It was bad enough that 99.99% of my landline calls are either spam or someone looking for a donation to a political campaign. For the last several months, I’ve been getting spammed on my mobile. Day-umm!
Unless you’re on my contact list, or a number I otherwise recognize, or maybe – just maybe – if you’re in my area code, I’ll pick up. But mostly I ignore those pesky calls. Sometimes, I’ll google the number to see if I can find out what they’re about. But mostly I ignore.
I don’t care if I “won” a free cruise. Not going.
I don’t believe that there’s a problem on my PC that Microsoft has authorized a contact center in India to fix. Not buying.
The IRS is really going to take legal action against me. Not biting.
And how many times do I have to hang up on you before you get that I don’t want to change my electricity provider.
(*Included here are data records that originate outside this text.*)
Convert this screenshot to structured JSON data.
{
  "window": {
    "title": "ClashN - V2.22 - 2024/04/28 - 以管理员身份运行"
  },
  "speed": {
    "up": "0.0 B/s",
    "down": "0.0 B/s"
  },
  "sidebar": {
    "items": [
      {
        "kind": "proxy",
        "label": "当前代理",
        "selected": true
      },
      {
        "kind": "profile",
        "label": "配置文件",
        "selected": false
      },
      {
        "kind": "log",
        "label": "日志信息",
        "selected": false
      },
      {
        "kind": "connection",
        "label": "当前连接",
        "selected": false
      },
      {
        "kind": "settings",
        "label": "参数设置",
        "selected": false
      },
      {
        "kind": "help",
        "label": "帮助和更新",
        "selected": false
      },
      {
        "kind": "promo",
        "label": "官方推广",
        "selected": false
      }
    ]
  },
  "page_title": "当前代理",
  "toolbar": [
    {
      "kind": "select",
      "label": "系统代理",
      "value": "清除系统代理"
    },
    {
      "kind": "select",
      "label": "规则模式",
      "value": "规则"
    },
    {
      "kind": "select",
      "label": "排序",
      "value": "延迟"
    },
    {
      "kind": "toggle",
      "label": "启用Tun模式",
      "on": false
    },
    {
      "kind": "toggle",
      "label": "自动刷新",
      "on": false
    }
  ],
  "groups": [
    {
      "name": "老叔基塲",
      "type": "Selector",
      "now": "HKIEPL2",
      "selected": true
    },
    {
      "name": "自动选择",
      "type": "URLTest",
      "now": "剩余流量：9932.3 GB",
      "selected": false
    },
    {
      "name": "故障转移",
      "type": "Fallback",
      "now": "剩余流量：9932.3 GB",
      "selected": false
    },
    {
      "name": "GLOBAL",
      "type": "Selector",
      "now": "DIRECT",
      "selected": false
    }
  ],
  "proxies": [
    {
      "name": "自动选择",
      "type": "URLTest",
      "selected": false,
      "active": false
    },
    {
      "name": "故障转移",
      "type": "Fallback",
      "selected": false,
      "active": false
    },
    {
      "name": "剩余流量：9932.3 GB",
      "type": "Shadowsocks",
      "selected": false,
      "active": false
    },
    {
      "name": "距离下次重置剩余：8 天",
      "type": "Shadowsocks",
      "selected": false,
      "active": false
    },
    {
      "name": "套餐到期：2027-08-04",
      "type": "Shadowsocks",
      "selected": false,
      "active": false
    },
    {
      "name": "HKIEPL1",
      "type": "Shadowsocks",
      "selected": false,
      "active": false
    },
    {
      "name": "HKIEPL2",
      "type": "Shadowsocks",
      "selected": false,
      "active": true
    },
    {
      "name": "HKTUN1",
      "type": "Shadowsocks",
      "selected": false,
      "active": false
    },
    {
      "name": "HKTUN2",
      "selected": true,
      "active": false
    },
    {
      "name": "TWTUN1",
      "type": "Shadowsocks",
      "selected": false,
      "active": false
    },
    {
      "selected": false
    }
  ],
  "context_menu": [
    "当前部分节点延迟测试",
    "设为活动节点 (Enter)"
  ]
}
The Do Not Call registry worked for a while with these scam artists, but scam artists have wiggled their way around the roadblocks. A pox on their call centers!
HELP may be on the way:
Back in 2013, Nomorobo won an FTC challenge to find a way to block all those unwanted, annoying, and – if they catch you in weak moment – potentially hazardous to your financial health calls. They’re beta-ing a “wireless robocall catcher.” For $4.99 a month, you can unspam your mobile. (Landline is free.) I signed up to get on the waiting list for the beta of their Android app. They’re already working with Time Warner, and claim to have blocked over 131M robocalls. Get moving with Verizon, please.
Primus, a Canadian outfit, also has blocking technology that:
…intercepts calls before the customer’s phone rings, then identifies the caller and gives the customer a choice to accept or reject or send to voice-mail. It also asks callers to dial a digit -- something robocallers can’t do -- and identify themselves, and has intercepted 80 million calls. (Source: Bloomberg)
Apple has an SDK for iOS developers; Google has something out there for Nexus and Android One devices.
“It’s clear that the technology is out there to address the robocall problem,” said Maureen Mahoney, a public policy fellow at Consumers Union, which has collected more than 630,000 signatures on a petition to stop robocalls. “Consumers have had enough.”
(Okay. This quote doesn’t shed particular light for purposes of my post. I included it solely because the person quoted is named Maureen. I clicked through on the link, and I have to say she appears to be one of the youngest Maureens in existence, my first name having gone the way of Bertha, Gertrude, and Ethel, I’m afraid. Ah, but when I was a girl-een, me name was all the rage in my little corner of the world.)
Meanwhile, phone hardware and software makers – with a push from the FCC – are joining forces with carriers to try to resolve this aggravating problem. There’s even a Robocall Strike Force. I like the sound of that, mostly because my mental image is a bunch of Navy Seals parachuting into these robocall outfits and knocking them out. No, I don’t want the workers killed, but I wouldn’t mind seeing them hog-tied with those plastic zip ties before being carted off to a rehabilitation center.
The Strike Force has:
…pledged to develop an action plan by Oct. 19 that includes driving adoption of call-blocking technologies and standards. The group also will look at how to reduce “spoofing” -- when an overseas call center pretends to be a U.S.-based caller by routing through multiple carriers.
The group will be looking at the problem systemically, not piecemeal, solving it from the perspective of the “entire ecosystem.” (One of my favorite marketing words, by the way: ecosystem.)
“One thing we’d really like to see is the carriers offering tools to consumers as soon as possible,” said Mahoney at Consumers Union. “We are going to keep pushing the phone companies and the task force to see that that will happen.”
You go, girl. That’s what we want, too.
Just say No Mo Robocalls! Just say Moe!